**Items from an interface collection**
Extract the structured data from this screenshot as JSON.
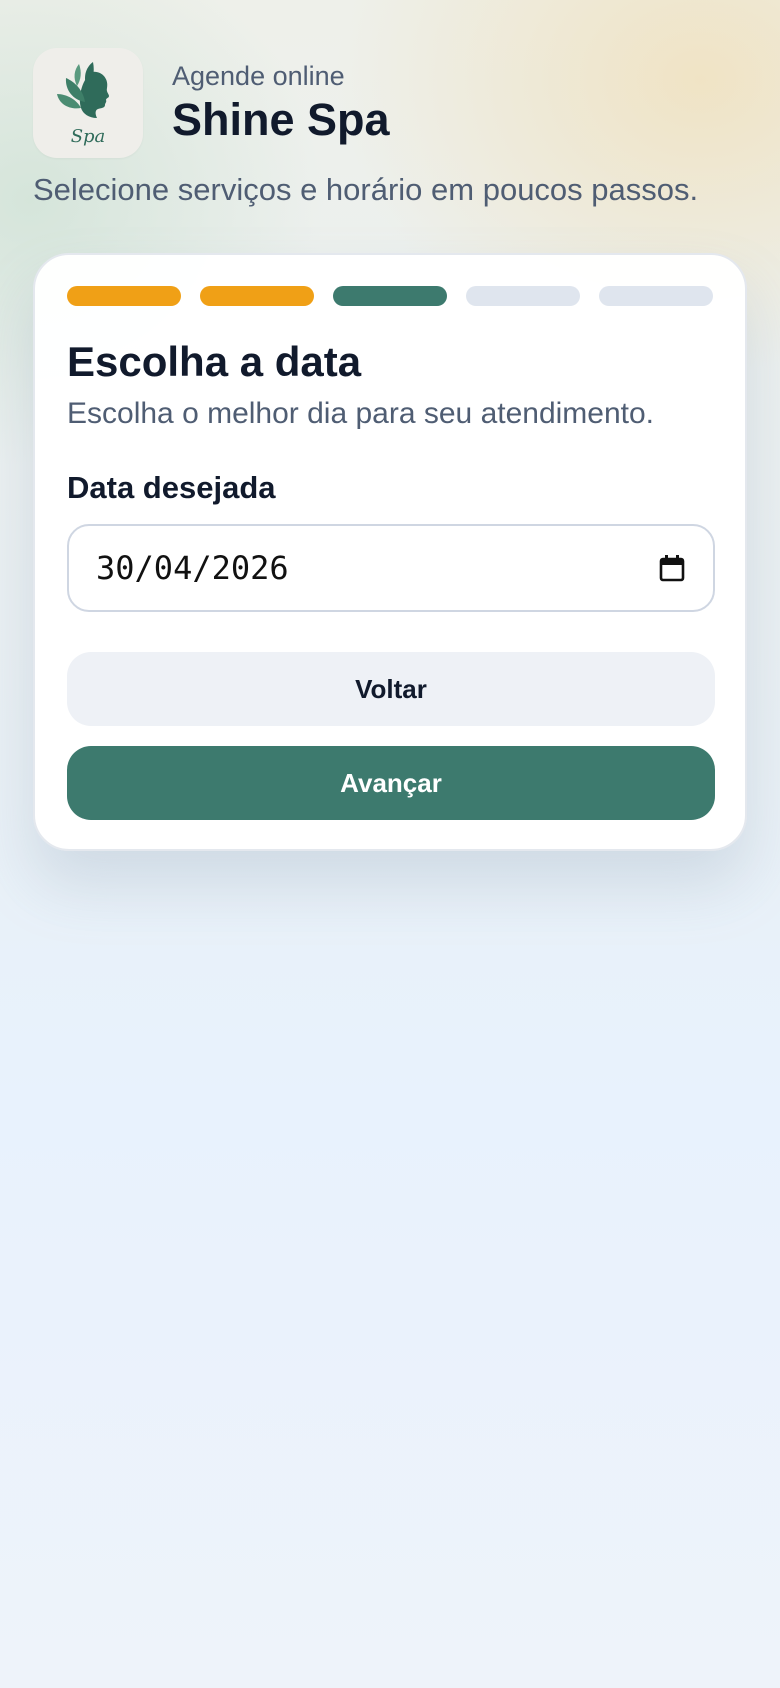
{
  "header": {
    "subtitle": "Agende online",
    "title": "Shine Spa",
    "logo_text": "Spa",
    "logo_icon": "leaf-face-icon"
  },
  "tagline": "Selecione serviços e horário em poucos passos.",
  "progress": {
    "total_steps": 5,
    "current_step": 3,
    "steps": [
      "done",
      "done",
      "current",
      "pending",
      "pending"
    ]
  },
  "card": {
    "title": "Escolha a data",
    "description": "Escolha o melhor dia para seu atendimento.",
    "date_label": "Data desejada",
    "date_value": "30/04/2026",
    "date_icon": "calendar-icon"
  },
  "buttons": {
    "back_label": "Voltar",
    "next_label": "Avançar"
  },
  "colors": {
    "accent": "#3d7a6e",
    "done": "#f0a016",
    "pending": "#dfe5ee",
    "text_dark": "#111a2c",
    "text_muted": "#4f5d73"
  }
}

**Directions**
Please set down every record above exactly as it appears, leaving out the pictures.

**Solution to this problem**
Extract the structured data from this screenshot as JSON.
{
  "header": {
    "subtitle": "Agende online",
    "title": "Shine Spa",
    "logo_text": "Spa",
    "logo_icon": "leaf-face-icon"
  },
  "tagline": "Selecione serviços e horário em poucos passos.",
  "progress": {
    "total_steps": 5,
    "current_step": 3,
    "steps": [
      "done",
      "done",
      "current",
      "pending",
      "pending"
    ]
  },
  "card": {
    "title": "Escolha a data",
    "description": "Escolha o melhor dia para seu atendimento.",
    "date_label": "Data desejada",
    "date_value": "30/04/2026",
    "date_icon": "calendar-icon"
  },
  "buttons": {
    "back_label": "Voltar",
    "next_label": "Avançar"
  },
  "colors": {
    "accent": "#3d7a6e",
    "done": "#f0a016",
    "pending": "#dfe5ee",
    "text_dark": "#111a2c",
    "text_muted": "#4f5d73"
  }
}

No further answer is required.